It’s easy to leave people out without meaning harm. For example, my instinct is to reblog girls who look like me. They help me feel better about myself because I readily identify with them. But I’m contributing to a conversation, so I make sure I don’t blog straight white girls exclusively. The awesome bonus is that stretching who I blog stretches who I identify with.
Nobody has to reblog me, or be sexually attracted to me. But if you blog body positive, please notice if you only show certain body types, and think about the messages you send to yourself and your readers.
A bunch of my followers have “body positive” weight loss blogs. They don’t reblog superfats with mean comments… they just don’t reblog superfats. Many only reblog small fats with hourglass figures. Just catalog models and pinups, girls with professional makeup. The message I get is: they don’t want to look like me. That’d be awful.
Fat ≠ unhealthy, but sometimes people need to lose weight. You know your health best, like I know mine. Do I think some of you are trying to have your cake and eat it, too? Yes. Feels like there’s a mix of body love and fat hate. It stings, but you’re welcome here.

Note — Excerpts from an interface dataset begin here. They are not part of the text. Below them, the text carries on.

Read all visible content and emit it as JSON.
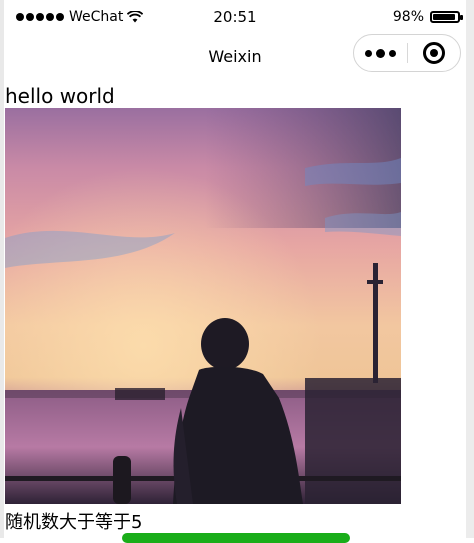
{
  "status_bar": {
    "carrier": "WeChat",
    "time": "20:51",
    "battery": "98%",
    "battery_level": 0.98
  },
  "nav": {
    "title": "Weixin"
  },
  "content": {
    "hello_text": "hello world",
    "random_text": "随机数大于等于5"
  },
  "colors": {
    "button_green": "#1aad19"
  },
  "icons": {
    "signal": "signal-dots-icon",
    "wifi": "wifi-icon",
    "battery": "battery-icon",
    "more": "more-dots-icon",
    "close": "target-close-icon"
  }
}
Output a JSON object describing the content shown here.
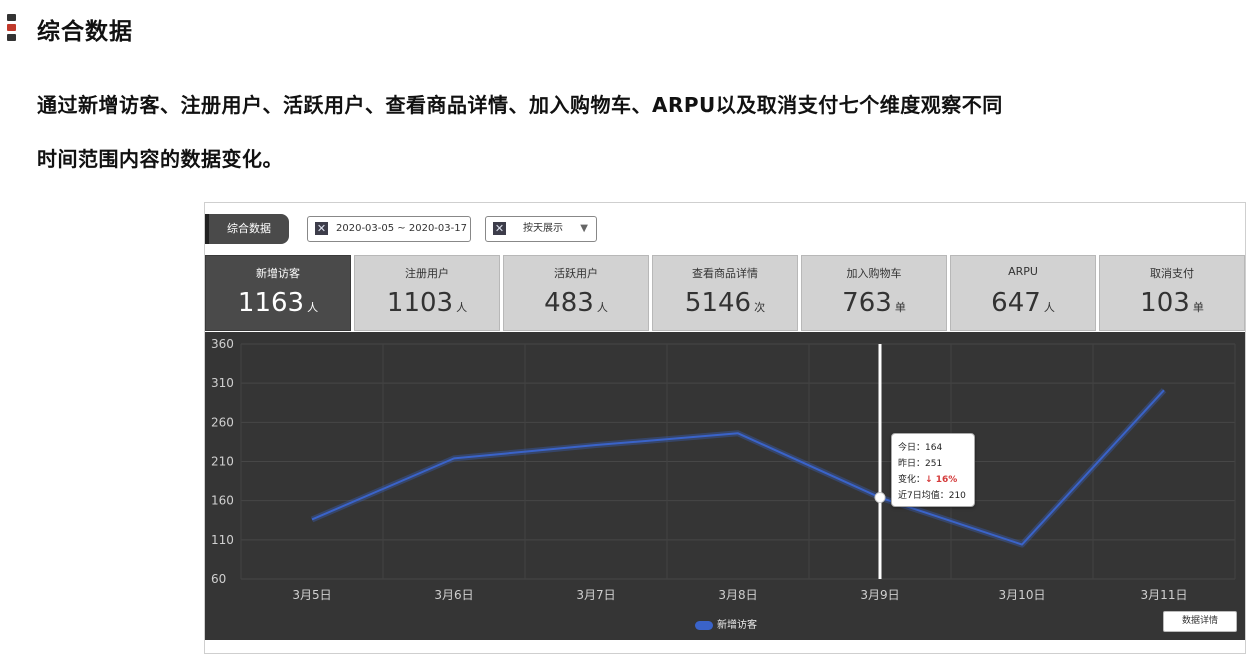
{
  "slide": {
    "title": "综合数据",
    "intro_line1": "通过新增访客、注册用户、活跃用户、查看商品详情、加入购物车、ARPU以及取消支付七个维度观察不同",
    "intro_line2": "时间范围内容的数据变化。",
    "bar_colors": [
      "#333333",
      "#c0392b",
      "#333333"
    ]
  },
  "toolbar": {
    "tab_label": "综合数据",
    "date_range": "2020-03-05 ~ 2020-03-17",
    "date_icon": "close-x-icon",
    "granularity": "按天展示",
    "granularity_icon": "close-x-icon",
    "dropdown_icon": "caret-down-icon"
  },
  "metrics": [
    {
      "label": "新增访客",
      "value": "1163",
      "unit": "人",
      "active": true
    },
    {
      "label": "注册用户",
      "value": "1103",
      "unit": "人",
      "active": false
    },
    {
      "label": "活跃用户",
      "value": "483",
      "unit": "人",
      "active": false
    },
    {
      "label": "查看商品详情",
      "value": "5146",
      "unit": "次",
      "active": false
    },
    {
      "label": "加入购物车",
      "value": "763",
      "unit": "单",
      "active": false
    },
    {
      "label": "ARPU",
      "value": "647",
      "unit": "人",
      "active": false
    },
    {
      "label": "取消支付",
      "value": "103",
      "unit": "单",
      "active": false
    }
  ],
  "tooltip": {
    "today": "今日：164",
    "yesterday": "昨日：251",
    "change_label": "变化：",
    "change_value": "↓ 16%",
    "avg": "近7日均值：210"
  },
  "legend_label": "新增访客",
  "detail_button": "数据详情",
  "colors": {
    "line": "#3a63c9",
    "panel_bg": "#353535",
    "card_active": "#4a4a4a",
    "card": "#d2d2d2"
  },
  "chart_data": {
    "type": "line",
    "categories": [
      "3月5日",
      "3月6日",
      "3月7日",
      "3月8日",
      "3月9日",
      "3月10日",
      "3月11日"
    ],
    "series": [
      {
        "name": "新增访客",
        "values": [
          136,
          214,
          231,
          246,
          164,
          104,
          301
        ]
      }
    ],
    "yticks": [
      60,
      110,
      160,
      210,
      260,
      310,
      360
    ],
    "ylim": [
      60,
      360
    ],
    "grid": true,
    "legend": "bottom-center",
    "highlight_index": 4
  }
}
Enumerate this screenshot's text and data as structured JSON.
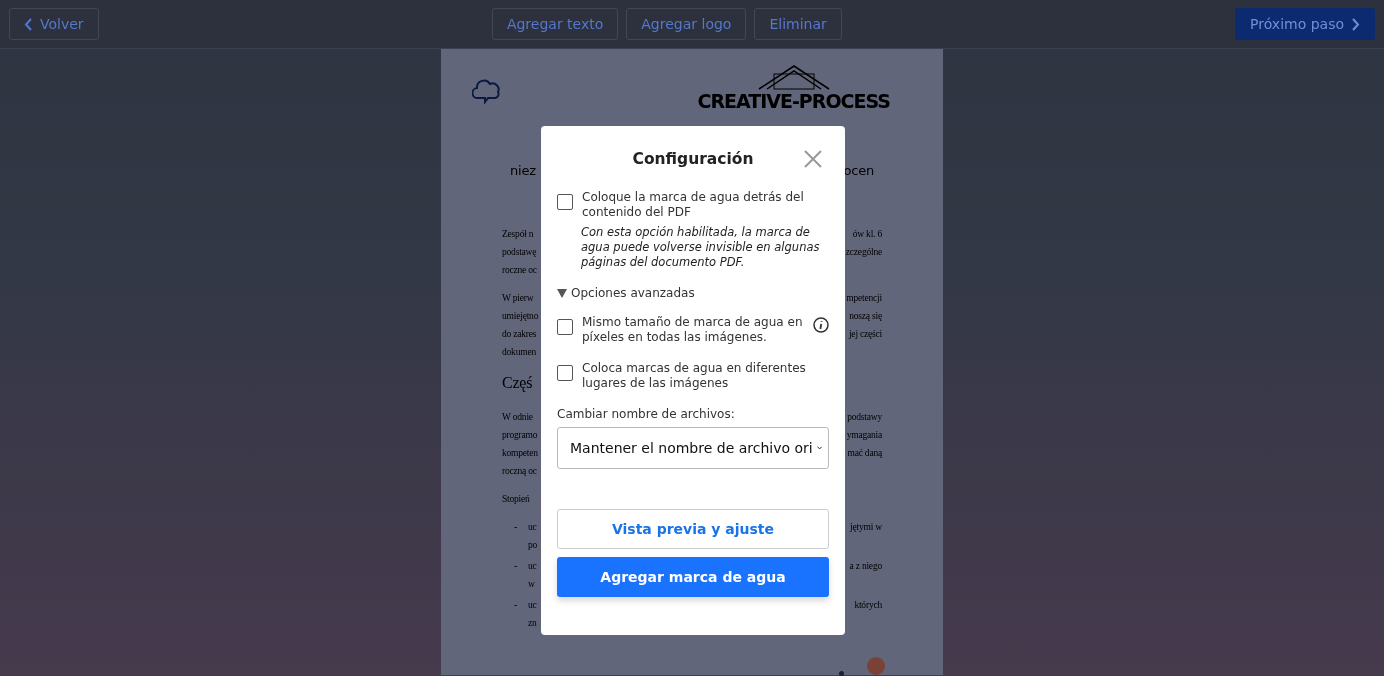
{
  "toolbar": {
    "back_button": "Volver",
    "actions": [
      "Agregar texto",
      "Agregar logo",
      "Eliminar"
    ],
    "next_button": "Próximo paso"
  },
  "document": {
    "logo_text": "CREATIVE-PROCESS",
    "blocks": [
      {
        "kind": "subtitle",
        "lines": [
          {
            "left": "niez",
            "right": "ocen"
          }
        ]
      },
      {
        "kind": "paragraph",
        "lines": [
          {
            "left": "Zespół n",
            "right": "ów kl. 6"
          },
          {
            "left": "podstawę",
            "right": "zczególne"
          },
          {
            "left": "roczne oc"
          }
        ]
      },
      {
        "kind": "paragraph",
        "lines": [
          {
            "left": "W pierw",
            "right": "mpetencji"
          },
          {
            "left": "umiejętno",
            "right": "noszą się"
          },
          {
            "left": "do zakres",
            "right": "jej części"
          },
          {
            "left": "dokumen"
          }
        ]
      },
      {
        "kind": "heading",
        "lines": [
          {
            "left": "Częś"
          }
        ]
      },
      {
        "kind": "paragraph",
        "lines": [
          {
            "left": "W odnie",
            "right": "podstawy"
          },
          {
            "left": "programo",
            "right": "ymagania"
          },
          {
            "left": "kompeten",
            "right": "mać daną"
          },
          {
            "left": "roczną oc"
          }
        ]
      },
      {
        "kind": "paragraph",
        "lines": [
          {
            "left": "Stopień"
          }
        ]
      },
      {
        "kind": "list",
        "items": [
          {
            "marker": "-",
            "lines": [
              {
                "left": "uc",
                "right": "jętymi w"
              },
              {
                "left": "po"
              }
            ]
          },
          {
            "marker": "-",
            "lines": [
              {
                "left": "uc",
                "right": "a z niego"
              },
              {
                "left": "w"
              }
            ]
          },
          {
            "marker": "-",
            "lines": [
              {
                "left": "uc",
                "right": "których"
              },
              {
                "left": "zn"
              }
            ]
          }
        ]
      }
    ]
  },
  "dialog": {
    "title": "Configuración",
    "options": [
      {
        "label": "Coloque la marca de agua detrás del contenido del PDF",
        "checked": false,
        "note": "Con esta opción habilitada, la marca de agua puede volverse invisible en algunas páginas del documento PDF."
      }
    ],
    "advanced": {
      "label": "Opciones avanzadas",
      "expanded": true,
      "options": [
        {
          "label": "Mismo tamaño de marca de agua en píxeles en todas las imágenes.",
          "checked": false,
          "info": true
        },
        {
          "label": "Coloca marcas de agua en diferentes lugares de las imágenes",
          "checked": false,
          "info": false
        }
      ]
    },
    "rename_label": "Cambiar nombre de archivos:",
    "rename_value": "Mantener el nombre de archivo ori",
    "preview_button": "Vista previa y ajuste",
    "submit_button": "Agregar marca de agua"
  }
}
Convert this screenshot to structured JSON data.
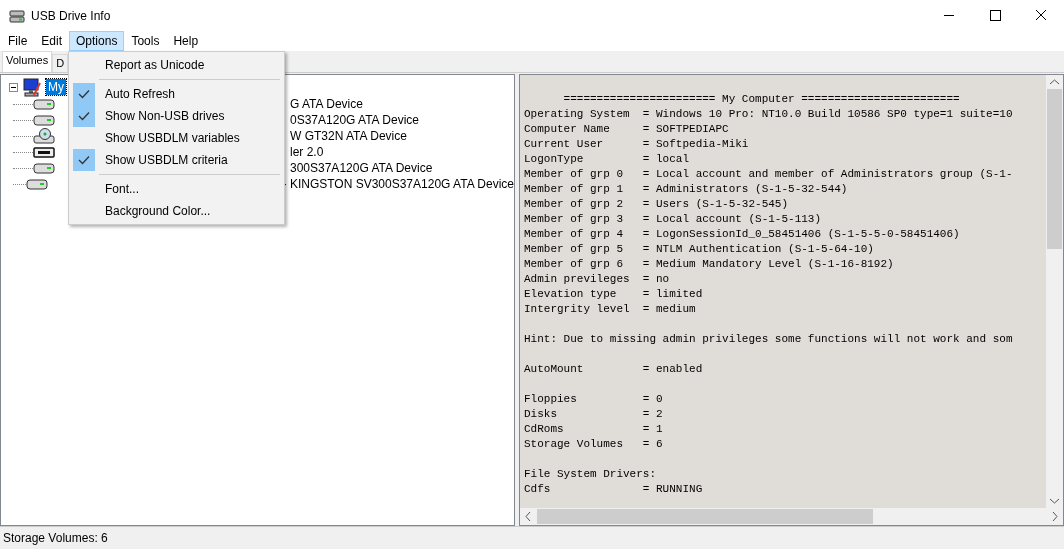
{
  "window": {
    "title": "USB Drive Info"
  },
  "menu_bar": [
    {
      "label": "File",
      "selected": false
    },
    {
      "label": "Edit",
      "selected": false
    },
    {
      "label": "Options",
      "selected": true
    },
    {
      "label": "Tools",
      "selected": false
    },
    {
      "label": "Help",
      "selected": false
    }
  ],
  "tabs": [
    {
      "label": "Volumes",
      "selected": true
    },
    {
      "label": "D",
      "selected": false
    }
  ],
  "options_menu": [
    {
      "kind": "item",
      "label": "Report as Unicode",
      "checked": false
    },
    {
      "kind": "separator"
    },
    {
      "kind": "item",
      "label": "Auto Refresh",
      "checked": true
    },
    {
      "kind": "item",
      "label": "Show Non-USB drives",
      "checked": true
    },
    {
      "kind": "item",
      "label": "Show USBDLM variables",
      "checked": false
    },
    {
      "kind": "item",
      "label": "Show USBDLM criteria",
      "checked": true
    },
    {
      "kind": "separator"
    },
    {
      "kind": "item",
      "label": "Font...",
      "checked": false
    },
    {
      "kind": "item",
      "label": "Background Color...",
      "checked": false
    }
  ],
  "tree": {
    "label": "My",
    "selected": true,
    "expanded": true,
    "children": [
      {
        "kind": "disk",
        "label": "G ATA Device"
      },
      {
        "kind": "disk",
        "label": "0S37A120G ATA Device"
      },
      {
        "kind": "cdrom",
        "label": "W GT32N ATA Device"
      },
      {
        "kind": "usb",
        "label": "ler 2.0"
      },
      {
        "kind": "disk",
        "label": "300S37A120G ATA Device"
      },
      {
        "kind": "disk",
        "label": "- KINGSTON SV300S37A120G ATA Device"
      }
    ]
  },
  "report_sections": [
    [
      "      ======================= My Computer ========================",
      "Operating System  = Windows 10 Pro: NT10.0 Build 10586 SP0 type=1 suite=10",
      "Computer Name     = SOFTPEDIAPC",
      "Current User      = Softpedia-Miki",
      "LogonType         = local",
      "Member of grp 0   = Local account and member of Administrators group (S-1-",
      "Member of grp 1   = Administrators (S-1-5-32-544)",
      "Member of grp 2   = Users (S-1-5-32-545)",
      "Member of grp 3   = Local account (S-1-5-113)",
      "Member of grp 4   = LogonSessionId_0_58451406 (S-1-5-5-0-58451406)",
      "Member of grp 5   = NTLM Authentication (S-1-5-64-10)",
      "Member of grp 6   = Medium Mandatory Level (S-1-16-8192)",
      "Admin previleges  = no",
      "Elevation type    = limited",
      "Intergrity level  = medium"
    ],
    [
      "Hint: Due to missing admin privileges some functions will not work and som"
    ],
    [
      "AutoMount         = enabled"
    ],
    [
      "Floppies          = 0",
      "Disks             = 2",
      "CdRoms            = 1",
      "Storage Volumes   = 6"
    ],
    [
      "File System Drivers:",
      "Cdfs              = RUNNING"
    ]
  ],
  "status_bar": "Storage Volumes: 6"
}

Your position in a fat-hating world will change if you lose weight. I hope you won’t lose body positivity. Body positivity is just love, you guys. Love is big and strong.
Love who you are right now. That person in the mirror deserves your appreciation and respect. Anything you do, anybody you become, she’ll be the person who gets you there. It’s not the fantasy Barbie in your head. It’s you. If you change, remember her. If you don’t change, good news! You love that girl.
Internalized fat hate is the enemy within the body positive movement. I won’t be divided. My younger, smaller fat self is beautiful. My older, bigger fat self is beautiful. And so are you. We’re in this together.
—Anna Kinder, BigHappyBeauty.com
Bless you, Corporate Greed
My ISP capped my bandwidth. I was 5-stage grieving until it hit me: now, every moment with Netflix is precious. Passing out to the “I, Roommate” ep of Futurama for an 88th night? NO TIME! Sweet #87, you were the last… FINALLY, MOTIVATION TO WATCH that artsy crap I love/hate, and the three Oscar nominees Netflix actually streams. EVERY MINUTE COUNTS.
It’s like the clouds parted and Beyoncé sang “Halo.”
English isn’t my first language so i reread every sentence six times.
After posting it I realize it sounds terrible. every. fucking. time.
I do that, and English is my first language.